Produce a verbatim copy of the following records, leaving out all pictures.

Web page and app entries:
_ _ _

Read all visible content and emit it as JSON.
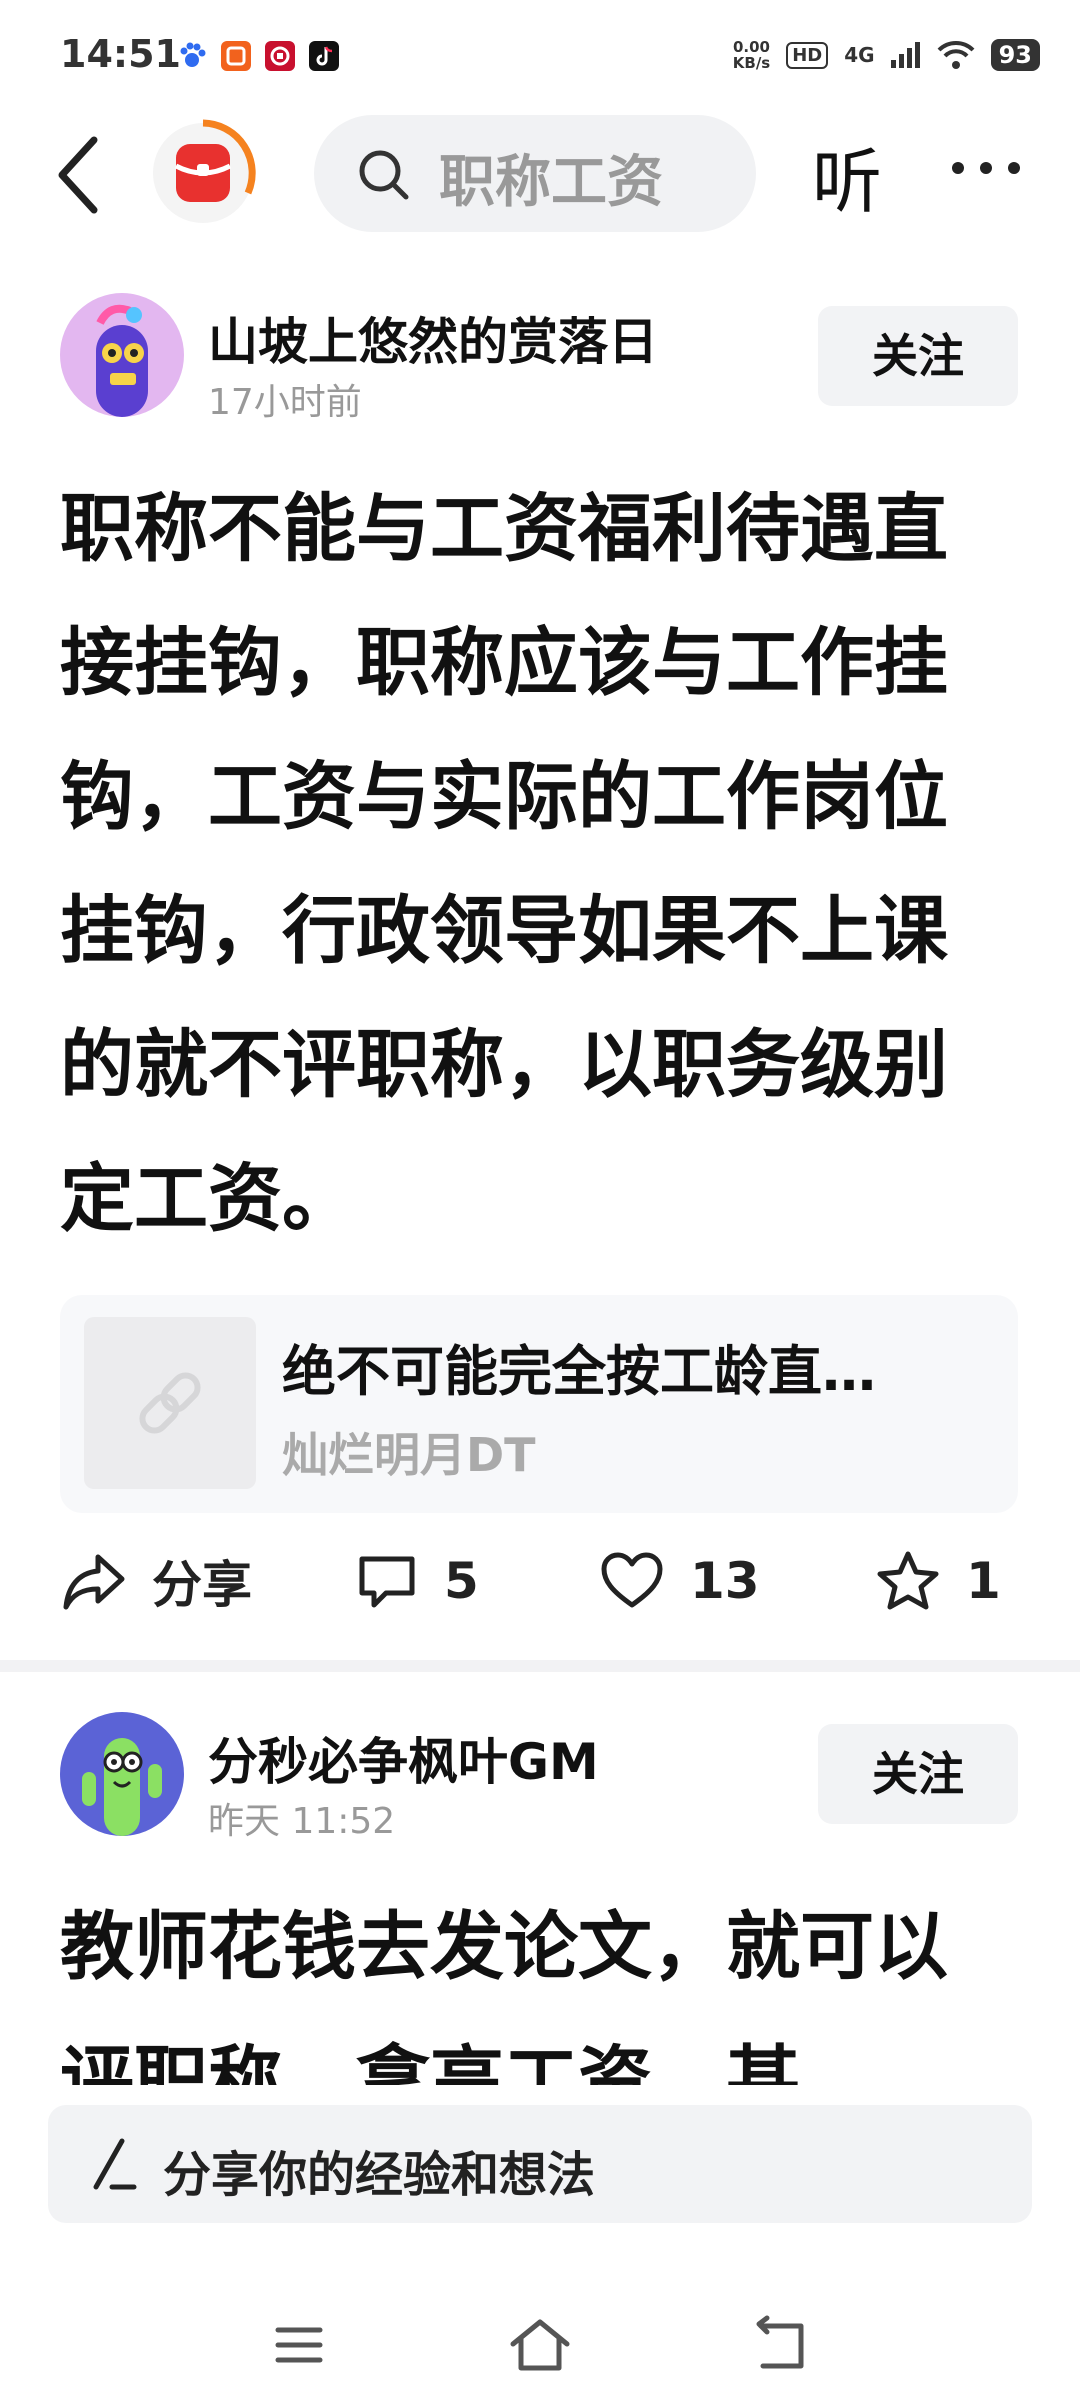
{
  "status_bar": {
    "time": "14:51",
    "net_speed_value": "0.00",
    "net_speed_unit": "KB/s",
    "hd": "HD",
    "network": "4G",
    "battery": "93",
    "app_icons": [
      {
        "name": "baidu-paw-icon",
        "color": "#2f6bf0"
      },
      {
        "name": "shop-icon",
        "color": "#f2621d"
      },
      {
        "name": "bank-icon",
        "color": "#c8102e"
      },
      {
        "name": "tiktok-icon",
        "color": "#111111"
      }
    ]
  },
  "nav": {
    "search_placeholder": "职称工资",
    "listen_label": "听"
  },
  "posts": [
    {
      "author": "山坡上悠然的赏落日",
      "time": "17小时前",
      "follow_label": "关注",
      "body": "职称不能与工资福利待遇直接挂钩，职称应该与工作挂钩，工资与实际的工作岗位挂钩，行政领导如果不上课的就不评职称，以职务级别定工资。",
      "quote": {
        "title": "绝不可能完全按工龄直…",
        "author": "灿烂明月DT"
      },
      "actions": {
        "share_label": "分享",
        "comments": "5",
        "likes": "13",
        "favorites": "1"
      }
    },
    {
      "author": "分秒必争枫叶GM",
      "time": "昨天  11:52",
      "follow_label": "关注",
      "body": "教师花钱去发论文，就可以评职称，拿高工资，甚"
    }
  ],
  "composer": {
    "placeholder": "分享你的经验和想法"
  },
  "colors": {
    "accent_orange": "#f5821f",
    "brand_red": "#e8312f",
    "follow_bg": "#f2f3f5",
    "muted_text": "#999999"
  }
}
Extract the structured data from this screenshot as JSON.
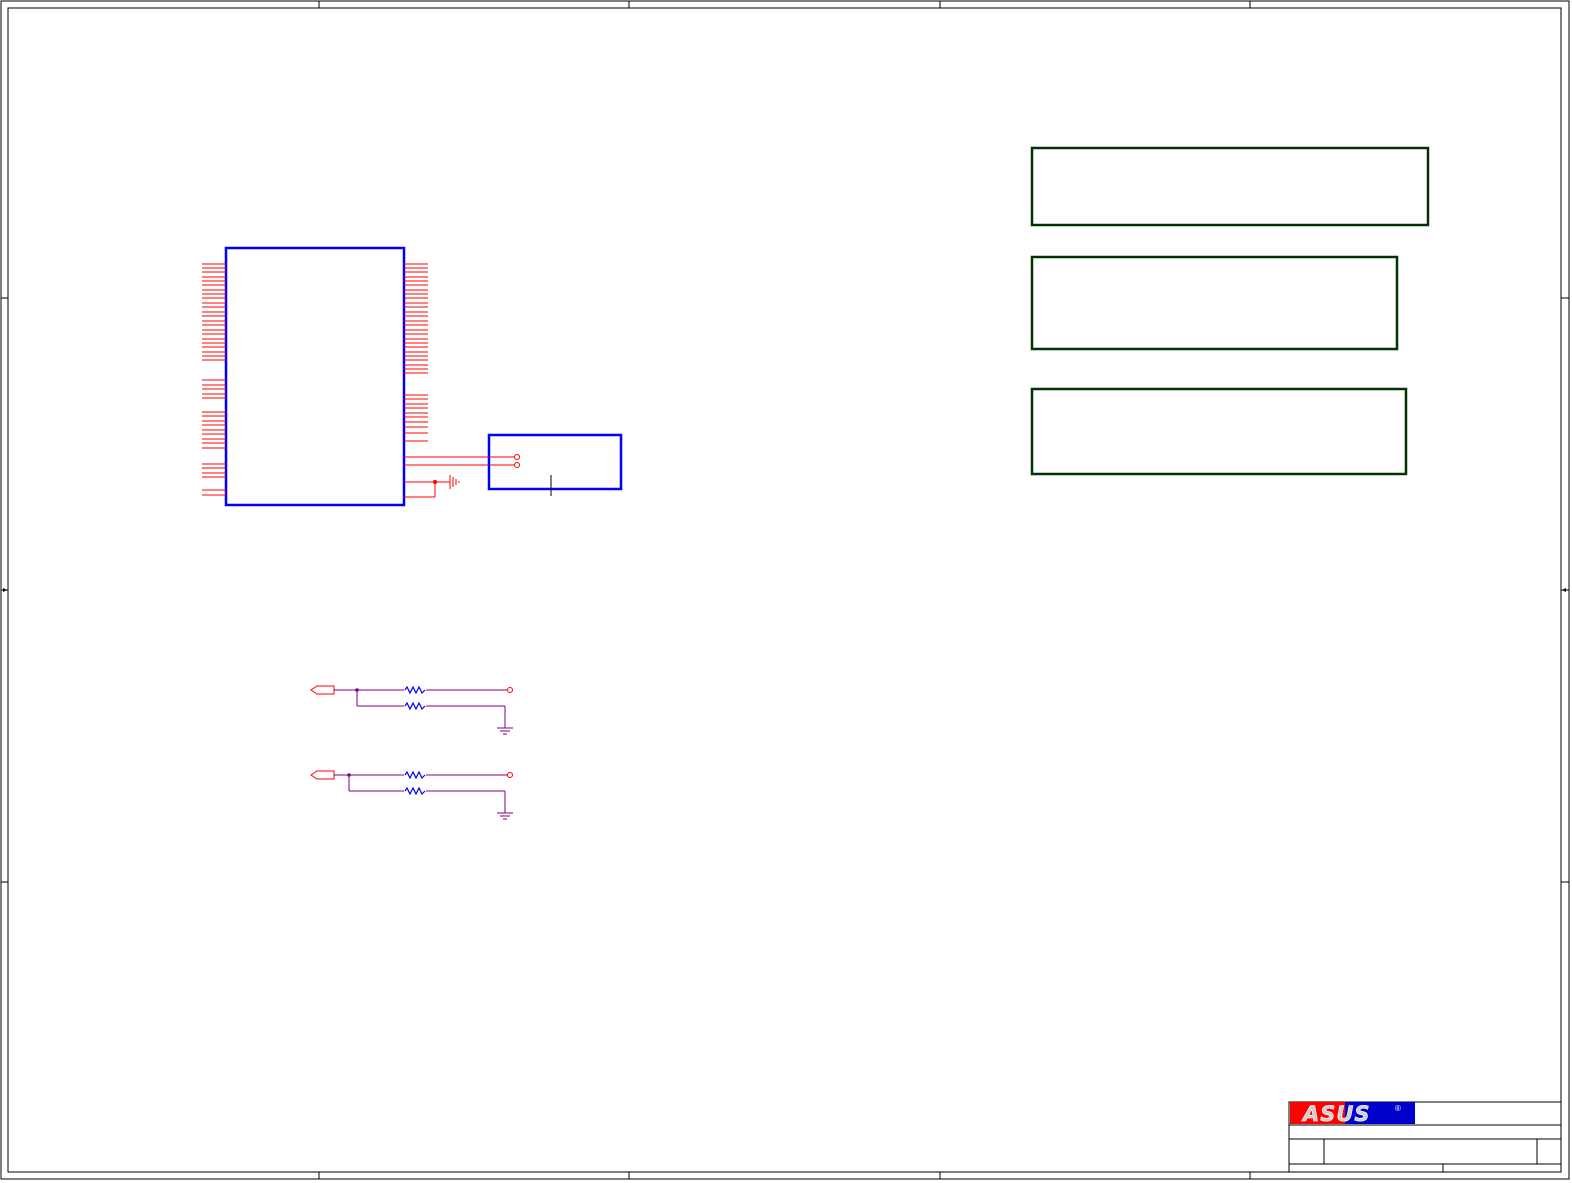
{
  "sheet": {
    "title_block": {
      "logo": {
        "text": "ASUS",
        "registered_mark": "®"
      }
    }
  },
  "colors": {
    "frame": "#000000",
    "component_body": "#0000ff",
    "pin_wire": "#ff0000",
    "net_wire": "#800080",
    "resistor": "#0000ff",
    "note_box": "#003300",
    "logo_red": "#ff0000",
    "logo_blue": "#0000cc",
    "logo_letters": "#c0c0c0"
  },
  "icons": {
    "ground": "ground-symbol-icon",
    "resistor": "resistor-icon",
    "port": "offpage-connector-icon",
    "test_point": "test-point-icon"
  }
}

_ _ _

RESULT OF THIS TASK:
Read all visible content and emit it as JSON.
{
  "status_bar": {
    "time": "14:51",
    "net_speed_value": "0.00",
    "net_speed_unit": "KB/s",
    "hd": "HD",
    "network": "4G",
    "battery": "93",
    "app_icons": [
      {
        "name": "baidu-paw-icon",
        "color": "#2f6bf0"
      },
      {
        "name": "shop-icon",
        "color": "#f2621d"
      },
      {
        "name": "bank-icon",
        "color": "#c8102e"
      },
      {
        "name": "tiktok-icon",
        "color": "#111111"
      }
    ]
  },
  "nav": {
    "search_placeholder": "职称工资",
    "listen_label": "听"
  },
  "posts": [
    {
      "author": "山坡上悠然的赏落日",
      "time": "17小时前",
      "follow_label": "关注",
      "body": "职称不能与工资福利待遇直接挂钩，职称应该与工作挂钩，工资与实际的工作岗位挂钩，行政领导如果不上课的就不评职称，以职务级别定工资。",
      "quote": {
        "title": "绝不可能完全按工龄直…",
        "author": "灿烂明月DT"
      },
      "actions": {
        "share_label": "分享",
        "comments": "5",
        "likes": "13",
        "favorites": "1"
      }
    },
    {
      "author": "分秒必争枫叶GM",
      "time": "昨天  11:52",
      "follow_label": "关注",
      "body": "教师花钱去发论文，就可以评职称，拿高工资，甚"
    }
  ],
  "composer": {
    "placeholder": "分享你的经验和想法"
  },
  "colors": {
    "accent_orange": "#f5821f",
    "brand_red": "#e8312f",
    "follow_bg": "#f2f3f5",
    "muted_text": "#999999"
  }
}
Extract the structured data from this screenshot as JSON.
{
  "sheet": {
    "title_block": {
      "logo": {
        "text": "ASUS",
        "registered_mark": "®"
      }
    }
  },
  "colors": {
    "frame": "#000000",
    "component_body": "#0000ff",
    "pin_wire": "#ff0000",
    "net_wire": "#800080",
    "resistor": "#0000ff",
    "note_box": "#003300",
    "logo_red": "#ff0000",
    "logo_blue": "#0000cc",
    "logo_letters": "#c0c0c0"
  },
  "icons": {
    "ground": "ground-symbol-icon",
    "resistor": "resistor-icon",
    "port": "offpage-connector-icon",
    "test_point": "test-point-icon"
  }
}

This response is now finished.